We see the same processes at work today. The hesitation of Unite and other unions to break with tradition – and stay in the calm Labour Party bay – will give way to the realisation that workers can expect nothing of substance from a Labour government.
There are some illusions among some workers in a Miliband government. But the more politically developed have decided already that the only force they can rely on is their own power and organisation.
At the same time they need a political voice. This is highlighted daily as the relentless attacks of the coalition unfold and New Labour offers only a vague promise for ’change’.
Unfortunately, as these diaries demonstrate, Tony Benn is not able now to provide the lead that he did to some extent in the past.
The Labour left is a shrivelled remnant of its former strength. John McDonnell and Jeremy Corbyn confessed to Benn in 2009 that they feared expulsion because they voted against or abstained too many times in defiance of the Labour whip.
It is quite clear from the picture painted by Tony Benn that the attempts to create left organisations within the Labour Party – Labour Representation Committee, People’s Charter, People’s Assembly – have come to nothing, precisely because they are situated within the Labour Party with the vain hope of transforming it.
A political concession
These bleak prospects have even led to a certain political regression by Tony Benn. He is so isolated within the Labour Party that he seeks allies outside, even with Tories who have a record of attacking the working class.
In his previous volume of diaries, he wrote that, in 2001: “I rang Ted Heath again. ’Who is it?’ ’Tony Benn.

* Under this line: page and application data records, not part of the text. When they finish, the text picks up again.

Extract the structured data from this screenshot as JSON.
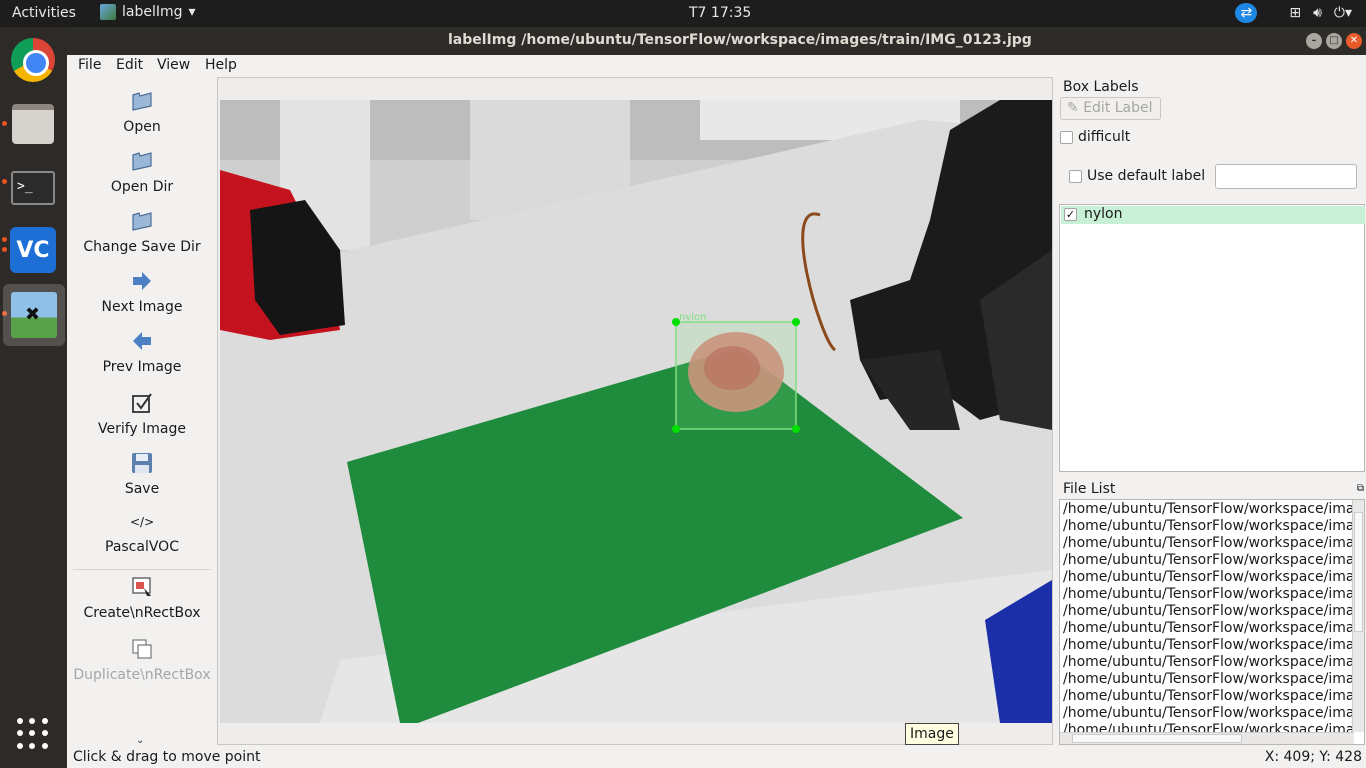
{
  "topbar": {
    "activities": "Activities",
    "app_name": "labelImg",
    "clock": "T7 17:35"
  },
  "dock": {
    "items": [
      "chrome-icon",
      "files-icon",
      "terminal-icon",
      "vnc-icon",
      "labelimg-icon",
      "show-apps-icon"
    ]
  },
  "window": {
    "title": "labelImg /home/ubuntu/TensorFlow/workspace/images/train/IMG_0123.jpg"
  },
  "menu": {
    "file": "File",
    "edit": "Edit",
    "view": "View",
    "help": "Help"
  },
  "toolbar": {
    "open": "Open",
    "open_dir": "Open Dir",
    "change_save_dir": "Change Save Dir",
    "next_image": "Next Image",
    "prev_image": "Prev Image",
    "verify_image": "Verify Image",
    "save": "Save",
    "format": "PascalVOC",
    "create_rect": "Create\\nRectBox",
    "duplicate_rect": "Duplicate\\nRectBox"
  },
  "canvas": {
    "tooltip": "Image",
    "box_label": "nylon"
  },
  "box_labels": {
    "title": "Box Labels",
    "edit_label": "Edit Label",
    "difficult": "difficult",
    "use_default_label": "Use default label",
    "default_label_value": "",
    "labels": [
      {
        "name": "nylon",
        "checked": true
      }
    ]
  },
  "file_list": {
    "title": "File List",
    "items": [
      "/home/ubuntu/TensorFlow/workspace/ima",
      "/home/ubuntu/TensorFlow/workspace/ima",
      "/home/ubuntu/TensorFlow/workspace/ima",
      "/home/ubuntu/TensorFlow/workspace/ima",
      "/home/ubuntu/TensorFlow/workspace/ima",
      "/home/ubuntu/TensorFlow/workspace/ima",
      "/home/ubuntu/TensorFlow/workspace/ima",
      "/home/ubuntu/TensorFlow/workspace/ima",
      "/home/ubuntu/TensorFlow/workspace/ima",
      "/home/ubuntu/TensorFlow/workspace/ima",
      "/home/ubuntu/TensorFlow/workspace/ima",
      "/home/ubuntu/TensorFlow/workspace/ima",
      "/home/ubuntu/TensorFlow/workspace/ima",
      "/home/ubuntu/TensorFlow/workspace/ima"
    ]
  },
  "status": {
    "message": "Click & drag to move point",
    "coords": "X: 409; Y: 428"
  },
  "colors": {
    "selected_label_bg": "#c7f0d6",
    "box_stroke": "#7fe07f",
    "box_handle": "#00e000"
  }
}
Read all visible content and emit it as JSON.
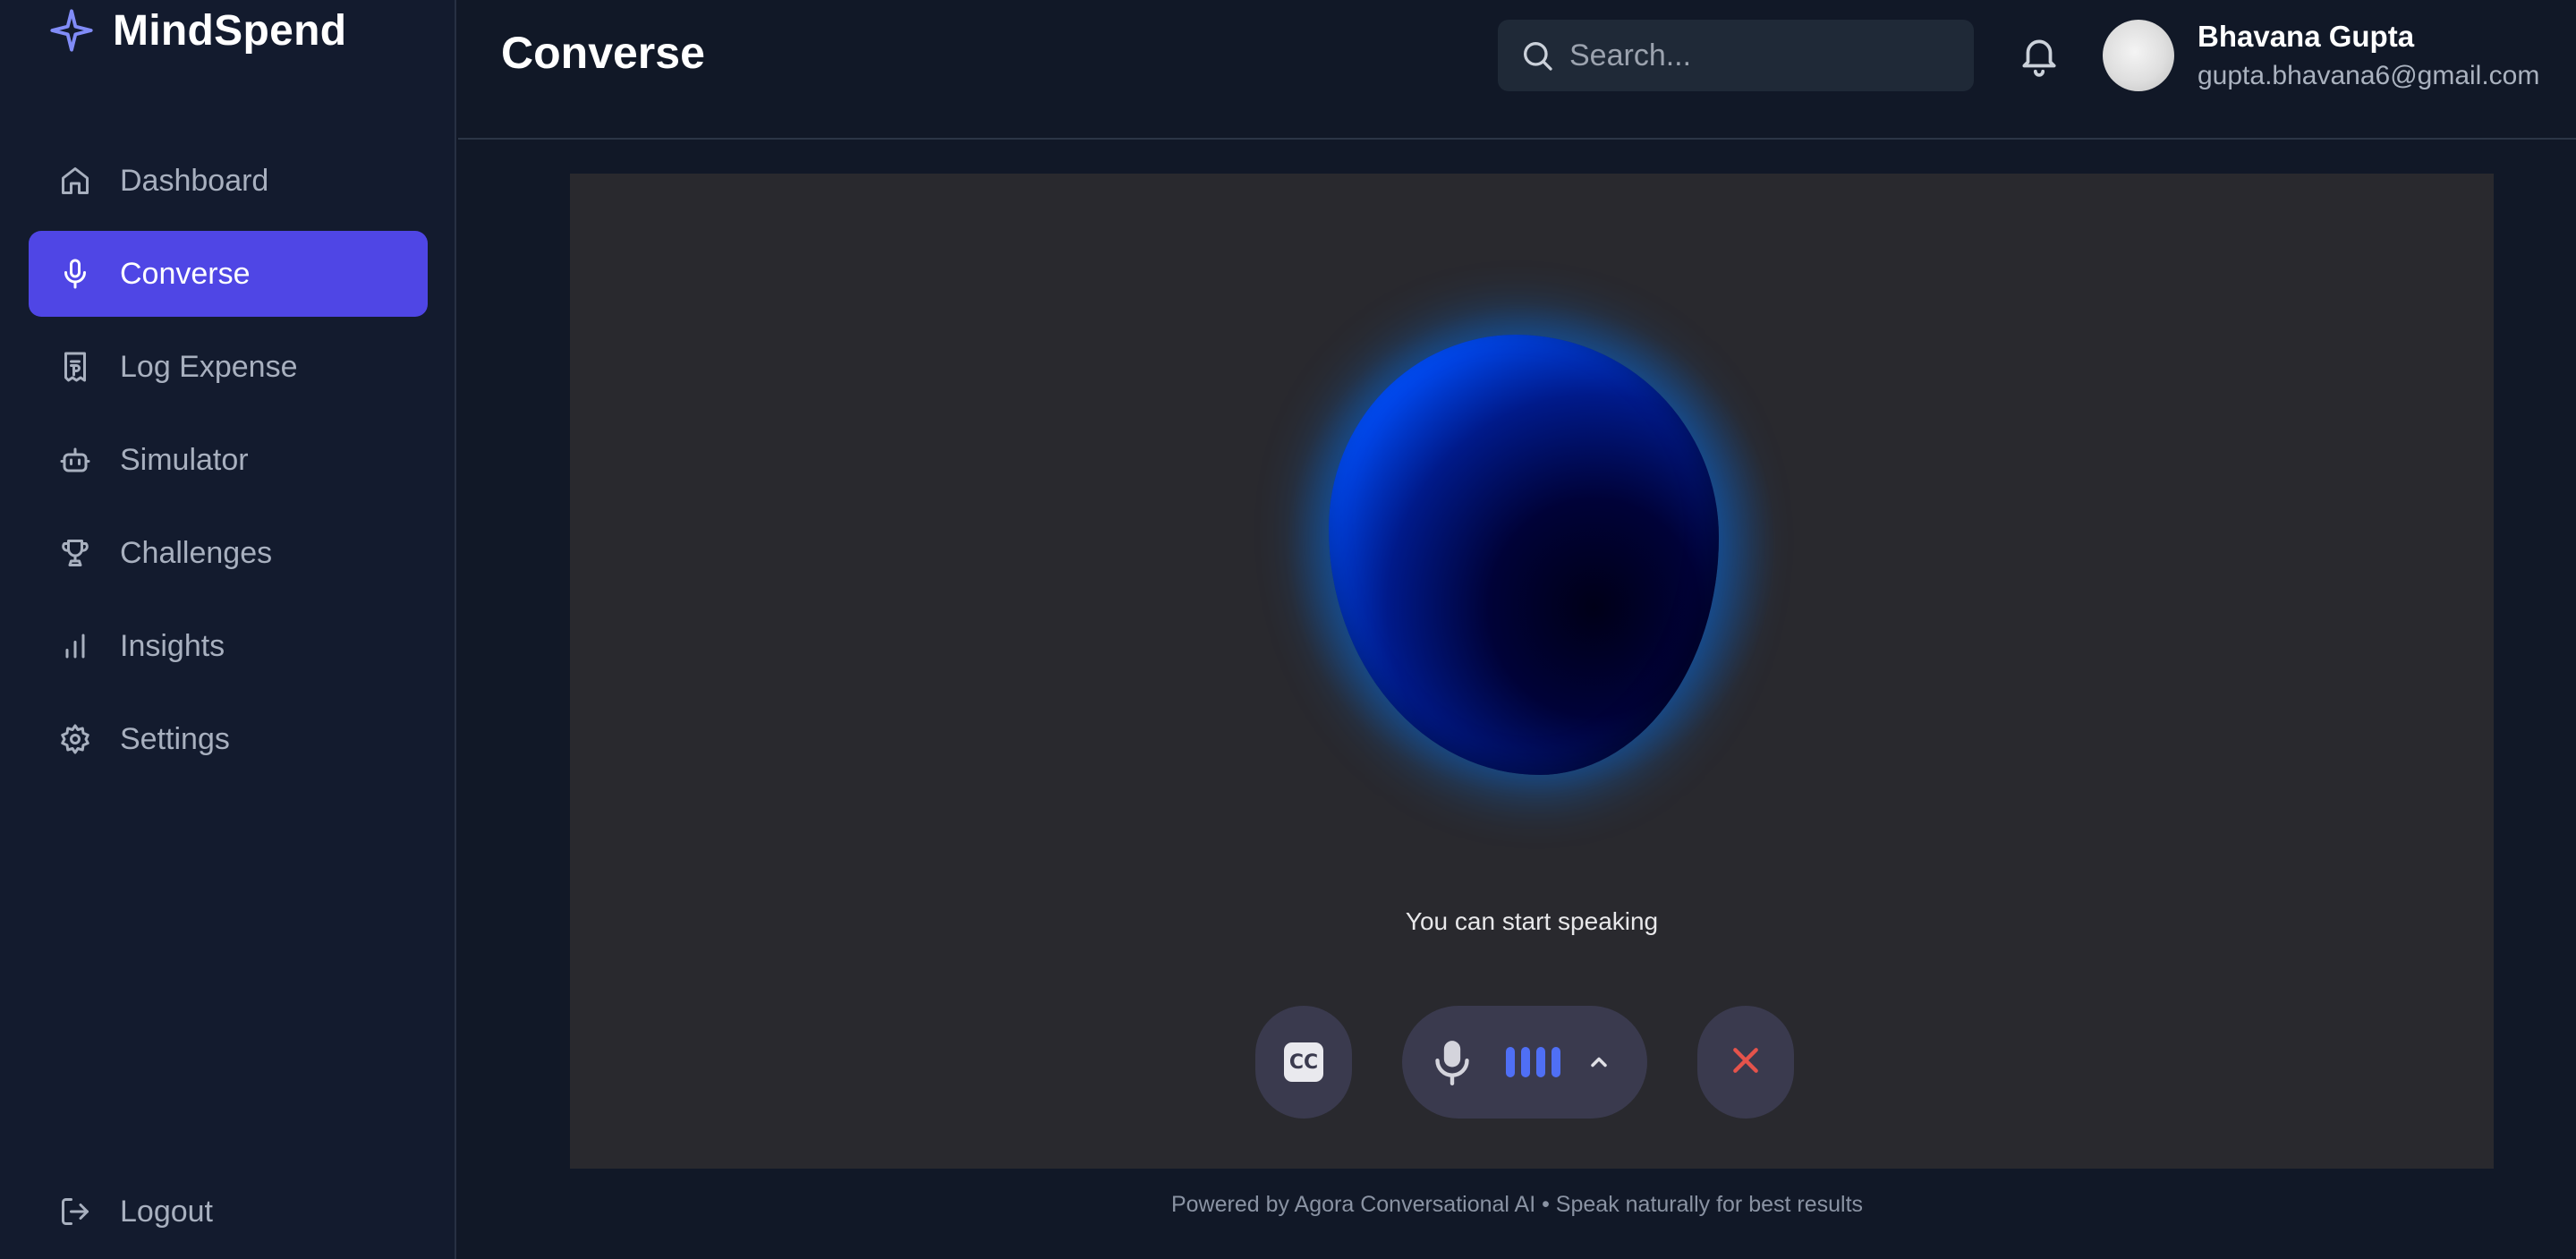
{
  "app": {
    "name": "MindSpend",
    "brand_color": "#818cf8"
  },
  "sidebar": {
    "items": [
      {
        "label": "Dashboard",
        "icon": "home-icon",
        "active": false
      },
      {
        "label": "Converse",
        "icon": "microphone-icon",
        "active": true
      },
      {
        "label": "Log Expense",
        "icon": "receipt-icon",
        "active": false
      },
      {
        "label": "Simulator",
        "icon": "bot-icon",
        "active": false
      },
      {
        "label": "Challenges",
        "icon": "trophy-icon",
        "active": false
      },
      {
        "label": "Insights",
        "icon": "bar-chart-icon",
        "active": false
      },
      {
        "label": "Settings",
        "icon": "gear-icon",
        "active": false
      }
    ],
    "logout_label": "Logout",
    "active_color": "#4f46e5"
  },
  "header": {
    "title": "Converse",
    "search_placeholder": "Search...",
    "user": {
      "name": "Bhavana Gupta",
      "email": "gupta.bhavana6@gmail.com"
    }
  },
  "stage": {
    "status_text": "You can start speaking",
    "controls": {
      "captions_label": "CC",
      "end_color": "#e5534b",
      "level_color": "#4f6ff5"
    }
  },
  "footer": {
    "note": "Powered by Agora Conversational AI • Speak naturally for best results"
  }
}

“You got my letter? What advice can you give me? What should I say at the [Labour] conference today?’ ’Oh, I don’t know.
“I can’t advise you’. ’Well, what do you think?’ He said: ’I think Blair should pipe down. He’s pretending he’s the leader of the whole world.

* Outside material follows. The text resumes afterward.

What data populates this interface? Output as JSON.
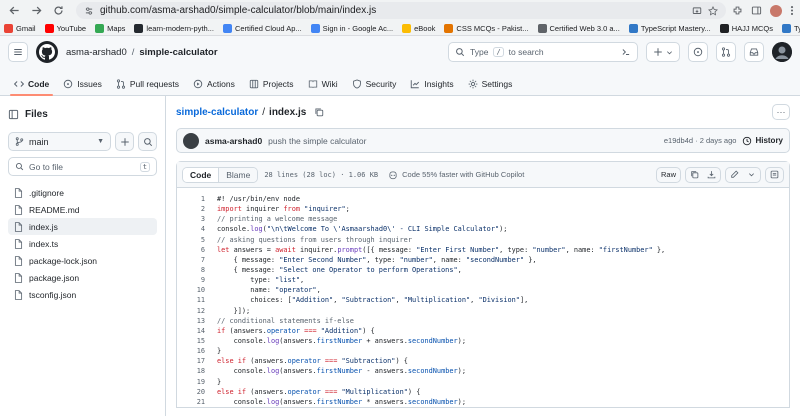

“It annoys the Europeans and the Americans; he should pipe down!’ He was very candid and actually just about got it right, so I found that quite amusing”. (More Time for Politics, Diaries, 2001-2007)
Benn writes in the latest volume about the coming to power of the Tory-led coalition: “Should we have entered a coalition with the Liberal Democrats in 2010? I was a bit torn about that, because a lot of the unhappiness and difficulty in the Labour Party arose from overtures to the Liberal Democrats, when Tony Blair offered a job in a Labour cabinet to Paddy Ashdown. ’Lib-Labbery’ in the Labour Party was one of the factors that contributed towards the birth of the SDP after 1979, and to New Labour and all the rest of it.
“On the other hand, I think that if the Liberals (for whom I have some respect) went along and supported a government, it would strengthen that government; and it has sustained and strengthened the Conservatives”.
This is a clear political concession to the idea of a ’progressive’ coalition with the Liberal Democrats, who are more hated now than at any time recently because they reneged on tuition fees, and for their support for the dirty Tory policies implemented in the last three years.
In the past, Tony Benn would have been implacably opposed to a coalition, with the memory of Ramsay MacDonald and the ’national government’ of 1931-40.
That was a warning to the labour movement against class compromise which, for Labour, had been expressed as a coalition with the Liberals.
These diaries will be of great general interest because of the light they cast on events of the last decade or so.
They are also of particular interest to the more politically developed workers who are looking for a way forward.
They demonstrate beyond all doubt that the Labour Party is defunct as an instrument for working-class struggle and that nothing fundamental will change with the coming to power of a Miliband government.
Therefore, a road to a new mass party must be opened up in order for the new generation to learn in struggle how to prepare a force that this time will end capitalism and introduce socialism.